Dozens of people have been killed in two attacks in Nigeria's northwest while suspected jihadists raided a military base in another nearby state, officials said on Monday, as the region struggles with a surge in violence.
Criminal gangs known locally as bandits have terrorised northwest and central Nigeria for years, but they have become more brazen in recent months and the military has renewed operations in a bid to end the attacks.
On Sunday, unidentified gunmen attacked Madamai village in Kaduna State, leaving 34 residents dead and seven others wounded," state security commissioner Samuel Aruwan said.
Troops came under fire before forcing the assailants to withdraw after an intense exchange, he said in a statement.
Also on Sunday, gunmen attacked a church in the Kachia district of Kaduna State, killing at least one person, he said.
Sunday's violence led to reprisals by unidentified assailants on communities in Kacecere in Kaduna, which left another eight dead, six injured and several houses razed, Aruwan said in a second statement without giving details on when that violence took place.
The bandits who raid villages, steal cattle, kidnap for ransom and burn homes, have no known ideology.
But analysts see signs of growing cooperation between the gangs and jihadists fighting a 12-year Islamist insurgency in the northeast.
The military began an anti-bandit campaign earlier this month in Zamfara State and other northern states have imposed restrictions on movement and trade as well as a telecoms blackout to try to control the gunmen.
Armed bandits have been fleeing their camps in Zamfara and spilling into neighbouring states, according to officials and residents.
Nigeria's military said suspected Islamic State-aligned fighters and criminals were behind an attack on a base in northwest Sokoto State that a resident and medical source had said killed 17 security personnel.
The Islamic State West Africa Province group is active in the northeast since 2016, a thousand miles away from the northwest.
Security forces said they had repelled the other major attack on Sunday morning which occurred at Burkusuma camp, in Sabon Birni, Sokoto state, close to the border with Niger.
"Troops... successfully repelled an attack by suspected Islamic State West African Province (ISWAP) terrorists and bandits on the Forward Operation Base (FOB) at Burkusuma," Director of Defence Information Benjamin Sawyer said in a statement Monday.

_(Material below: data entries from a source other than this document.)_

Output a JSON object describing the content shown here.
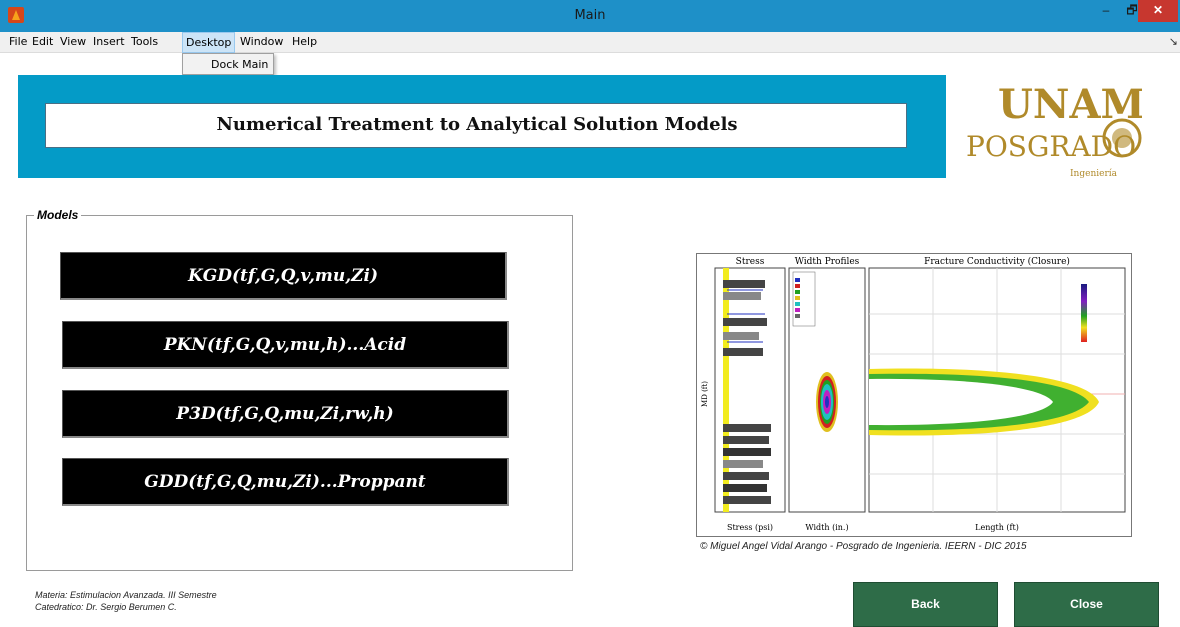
{
  "window": {
    "title": "Main",
    "minimize": "–",
    "maximize": "🗗",
    "close": "✕"
  },
  "menu": {
    "items": [
      "File",
      "Edit",
      "View",
      "Insert",
      "Tools",
      "Desktop",
      "Window",
      "Help"
    ],
    "active": "Desktop",
    "dropdown_item": "Dock Main",
    "corner_glyph": "↘"
  },
  "banner": {
    "title": "Numerical Treatment to Analytical Solution Models",
    "color": "#049bc7"
  },
  "logo": {
    "line1": "UNAM",
    "line2": "POSGRADO",
    "line3": "Ingeniería",
    "color": "#b08a2a"
  },
  "models": {
    "legend": "Models",
    "buttons": [
      "KGD(tf,G,Q,v,mu,Zi)",
      "PKN(tf,G,Q,v,mu,h)...Acid",
      "P3D(tf,G,Q,mu,Zi,rw,h)",
      "GDD(tf,G,Q,mu,Zi)...Proppant"
    ]
  },
  "figure": {
    "panel_titles": [
      "Stress",
      "Width Profiles",
      "Fracture Conductivity (Closure)"
    ],
    "x_labels": [
      "Stress (psi)",
      "Width (in.)",
      "Length (ft)"
    ],
    "y_label": "MD (ft)",
    "icons": [
      "stress-profile-plot",
      "width-profile-plot",
      "conductivity-contour-plot"
    ]
  },
  "caption": "© Miguel Angel Vidal Arango - Posgrado de Ingenieria. IEERN - DIC 2015",
  "footer": {
    "line1": "Materia: Estimulacion Avanzada. III Semestre",
    "line2": "Catedratico: Dr. Sergio Berumen C."
  },
  "actions": {
    "back": "Back",
    "close": "Close",
    "color": "#2e6c48"
  }
}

News of the attack was slow to emerge due to limited communications as authorities in Sokoto have imposed a partial restriction on mobile phone networks.
"The attackers came in large numbers using a telecom network provided from a neighbouring country," Sawyer added.
A resident of Sabon Birni, Attahiru Umeh, said the gunmen "killed 17 security personnel including five soldiers, nine policemen and three civil defence corps officers."
A medical source at a public hospital in the capital Sokoto said he was aware of 17 bodies of "uniformed personnel" brought to the morgue in Sabon Birni.
Police and military sources declined to say how many people were killed or injured in the attack.
"Many of the ISWAP fighters were eliminated while some scrambled away with various degrees of injuries," said Sawyerr.
The military said some of the fighters fled to Bassira, in neighbouring Niger, and that efforts were ongoing with Nigerien forces to stabilise the area.
A source in Niger told AFP that "a dozen Nigerian soldiers, between 12 and 14, sought refuge in Niger, in Bassira, after an attack on their base by bandits." The soldiers were sent back to Nigeria on Sunday, the source added.
Sabon Birni district has been repeatedly attacked by armed groups along with neighbouring Rabah and Isa districts.
In May last year, 60 people were killed when gangs raided multiple villages in the district, according to officials.
The gangs have been increasingly targeting schools this year, kidnapping students and schoolchildren to squeeze ransom from authorities and parents.